You are missing some Flash content that should appear here! Perhaps your browser cannot display it, or maybe it did not initialize correctly.
The most familiar of all star patterns wheels high across the sky on spring nights. The Big Dipper is high in the northeast this evening, and about the same height in the northwest at first light tomorrow.
As night falls, the dipper appears to "pour" its contents toward the northern horizon and into another dipper: the Little Dipper. It's not nearly as bright as its bigger cousin, but under dark skies, far from city lights, you can make out a faint dipper pattern. It's anchored by Polaris, the North Star, at the end of the dipper's handle.
The dippers aren't constellations on their own. Instead, the Big Dipper is part of Ursa Major, the great bear, while the Little Dipper is part of Ursa Minor, the little bear.
The constellations share more than just dippers and bears. They're part of the same story in Greek mythology.
The story says that Zeus, the king of the gods, fell in love with a young woman named Callisto. They had a child together -- a boy named Arcas. But Zeus was afraid that his wife, Hera, would harm Callisto, so he turned her into a bear.
Many years later, Arcas was stalking a bear -- unaware that it was his own mother. Zeus stopped Arcas from shooting Callisto just in time. To keep them out of trouble, he turned Arcas into a bear and flung them both into the sky.
Look for the bears -- and the dippers -- circling around Polaris throughout the night.

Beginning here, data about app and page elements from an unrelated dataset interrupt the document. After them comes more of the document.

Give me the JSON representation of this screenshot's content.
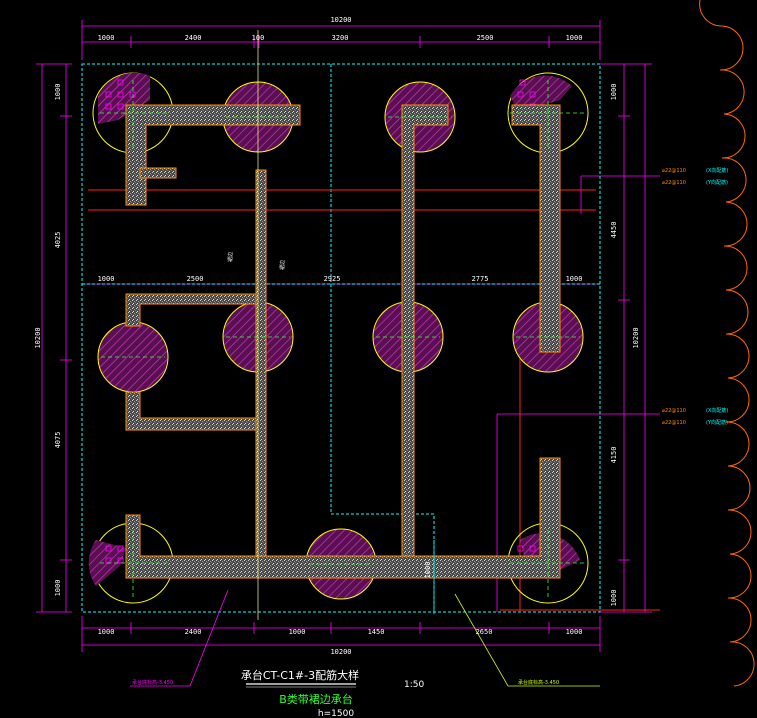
{
  "drawing": {
    "title": "承台CT-C1#-3配筋大样",
    "scale": "1:50",
    "subtitle": "B类带裙边承台",
    "height_label": "h=1500"
  },
  "dimensions": {
    "top_total": "10200",
    "top_segments": [
      "1000",
      "2400",
      "100",
      "3200",
      "2500",
      "1000"
    ],
    "mid_segments": [
      "1000",
      "2500",
      "2925",
      "2775",
      "1000"
    ],
    "bottom_segments": [
      "1000",
      "2400",
      "1000",
      "1450",
      "2650",
      "1000"
    ],
    "bottom_total": "10200",
    "left_total": "10200",
    "left_segments": [
      "1000",
      "4025",
      "4075",
      "1000"
    ],
    "right_total": "10200",
    "right_segments": [
      "1000",
      "4450",
      "4150",
      "1000"
    ],
    "inner_vertical": "1000"
  },
  "labels": {
    "rebar_a": "⌀22@110",
    "rebar_b": "⌀22@110",
    "rebar_note_a": "(X向配筋)",
    "rebar_note_b": "(Y向配筋)",
    "rebar_c": "⌀22@110",
    "rebar_d": "⌀22@110",
    "rebar_note_c": "(X向配筋)",
    "rebar_note_d": "(Y向配筋)",
    "mid_label_1": "裙边",
    "mid_label_2": "裙边",
    "leader_left": "承台底标高-3.450",
    "leader_right": "承台底标高-3.450"
  },
  "colors": {
    "background": "#000000",
    "dimension": "#ff00ff",
    "outline": "#00ffff",
    "pile_circle": "#ffff00",
    "hatch": "#9b1d8c",
    "beam_edge": "#ff8c00",
    "red_line": "#ff2020",
    "green": "#33ff33",
    "cloud": "#ff6600"
  }
}
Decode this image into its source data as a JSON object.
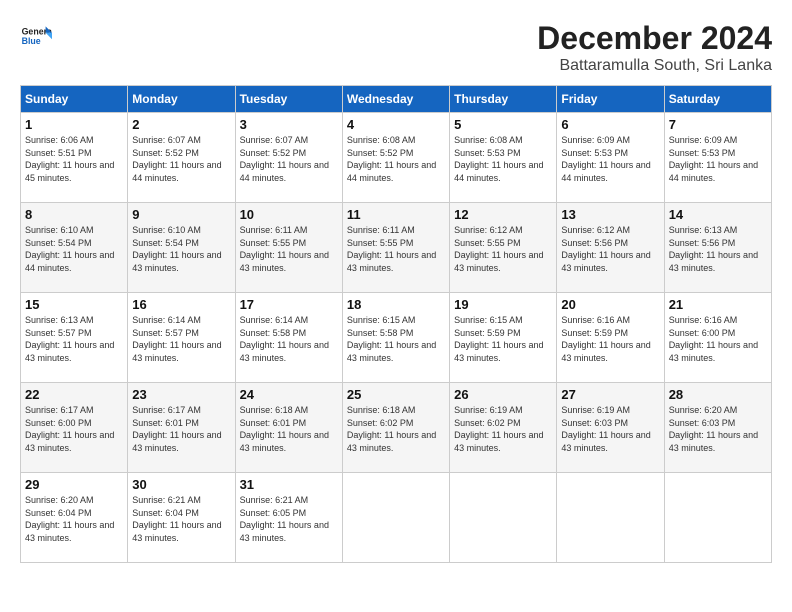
{
  "header": {
    "logo_general": "General",
    "logo_blue": "Blue",
    "title": "December 2024",
    "subtitle": "Battaramulla South, Sri Lanka"
  },
  "weekdays": [
    "Sunday",
    "Monday",
    "Tuesday",
    "Wednesday",
    "Thursday",
    "Friday",
    "Saturday"
  ],
  "weeks": [
    [
      {
        "day": "1",
        "sunrise": "6:06 AM",
        "sunset": "5:51 PM",
        "daylight": "11 hours and 45 minutes."
      },
      {
        "day": "2",
        "sunrise": "6:07 AM",
        "sunset": "5:52 PM",
        "daylight": "11 hours and 44 minutes."
      },
      {
        "day": "3",
        "sunrise": "6:07 AM",
        "sunset": "5:52 PM",
        "daylight": "11 hours and 44 minutes."
      },
      {
        "day": "4",
        "sunrise": "6:08 AM",
        "sunset": "5:52 PM",
        "daylight": "11 hours and 44 minutes."
      },
      {
        "day": "5",
        "sunrise": "6:08 AM",
        "sunset": "5:53 PM",
        "daylight": "11 hours and 44 minutes."
      },
      {
        "day": "6",
        "sunrise": "6:09 AM",
        "sunset": "5:53 PM",
        "daylight": "11 hours and 44 minutes."
      },
      {
        "day": "7",
        "sunrise": "6:09 AM",
        "sunset": "5:53 PM",
        "daylight": "11 hours and 44 minutes."
      }
    ],
    [
      {
        "day": "8",
        "sunrise": "6:10 AM",
        "sunset": "5:54 PM",
        "daylight": "11 hours and 44 minutes."
      },
      {
        "day": "9",
        "sunrise": "6:10 AM",
        "sunset": "5:54 PM",
        "daylight": "11 hours and 43 minutes."
      },
      {
        "day": "10",
        "sunrise": "6:11 AM",
        "sunset": "5:55 PM",
        "daylight": "11 hours and 43 minutes."
      },
      {
        "day": "11",
        "sunrise": "6:11 AM",
        "sunset": "5:55 PM",
        "daylight": "11 hours and 43 minutes."
      },
      {
        "day": "12",
        "sunrise": "6:12 AM",
        "sunset": "5:55 PM",
        "daylight": "11 hours and 43 minutes."
      },
      {
        "day": "13",
        "sunrise": "6:12 AM",
        "sunset": "5:56 PM",
        "daylight": "11 hours and 43 minutes."
      },
      {
        "day": "14",
        "sunrise": "6:13 AM",
        "sunset": "5:56 PM",
        "daylight": "11 hours and 43 minutes."
      }
    ],
    [
      {
        "day": "15",
        "sunrise": "6:13 AM",
        "sunset": "5:57 PM",
        "daylight": "11 hours and 43 minutes."
      },
      {
        "day": "16",
        "sunrise": "6:14 AM",
        "sunset": "5:57 PM",
        "daylight": "11 hours and 43 minutes."
      },
      {
        "day": "17",
        "sunrise": "6:14 AM",
        "sunset": "5:58 PM",
        "daylight": "11 hours and 43 minutes."
      },
      {
        "day": "18",
        "sunrise": "6:15 AM",
        "sunset": "5:58 PM",
        "daylight": "11 hours and 43 minutes."
      },
      {
        "day": "19",
        "sunrise": "6:15 AM",
        "sunset": "5:59 PM",
        "daylight": "11 hours and 43 minutes."
      },
      {
        "day": "20",
        "sunrise": "6:16 AM",
        "sunset": "5:59 PM",
        "daylight": "11 hours and 43 minutes."
      },
      {
        "day": "21",
        "sunrise": "6:16 AM",
        "sunset": "6:00 PM",
        "daylight": "11 hours and 43 minutes."
      }
    ],
    [
      {
        "day": "22",
        "sunrise": "6:17 AM",
        "sunset": "6:00 PM",
        "daylight": "11 hours and 43 minutes."
      },
      {
        "day": "23",
        "sunrise": "6:17 AM",
        "sunset": "6:01 PM",
        "daylight": "11 hours and 43 minutes."
      },
      {
        "day": "24",
        "sunrise": "6:18 AM",
        "sunset": "6:01 PM",
        "daylight": "11 hours and 43 minutes."
      },
      {
        "day": "25",
        "sunrise": "6:18 AM",
        "sunset": "6:02 PM",
        "daylight": "11 hours and 43 minutes."
      },
      {
        "day": "26",
        "sunrise": "6:19 AM",
        "sunset": "6:02 PM",
        "daylight": "11 hours and 43 minutes."
      },
      {
        "day": "27",
        "sunrise": "6:19 AM",
        "sunset": "6:03 PM",
        "daylight": "11 hours and 43 minutes."
      },
      {
        "day": "28",
        "sunrise": "6:20 AM",
        "sunset": "6:03 PM",
        "daylight": "11 hours and 43 minutes."
      }
    ],
    [
      {
        "day": "29",
        "sunrise": "6:20 AM",
        "sunset": "6:04 PM",
        "daylight": "11 hours and 43 minutes."
      },
      {
        "day": "30",
        "sunrise": "6:21 AM",
        "sunset": "6:04 PM",
        "daylight": "11 hours and 43 minutes."
      },
      {
        "day": "31",
        "sunrise": "6:21 AM",
        "sunset": "6:05 PM",
        "daylight": "11 hours and 43 minutes."
      },
      null,
      null,
      null,
      null
    ]
  ],
  "labels": {
    "sunrise": "Sunrise:",
    "sunset": "Sunset:",
    "daylight": "Daylight: "
  }
}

We'll have more about the Little Dipper tomorrow.
Script by Damond Benningfield, Copyright 2010
For more skywatching tips, astronomy news, and much more, read StarDate magazine.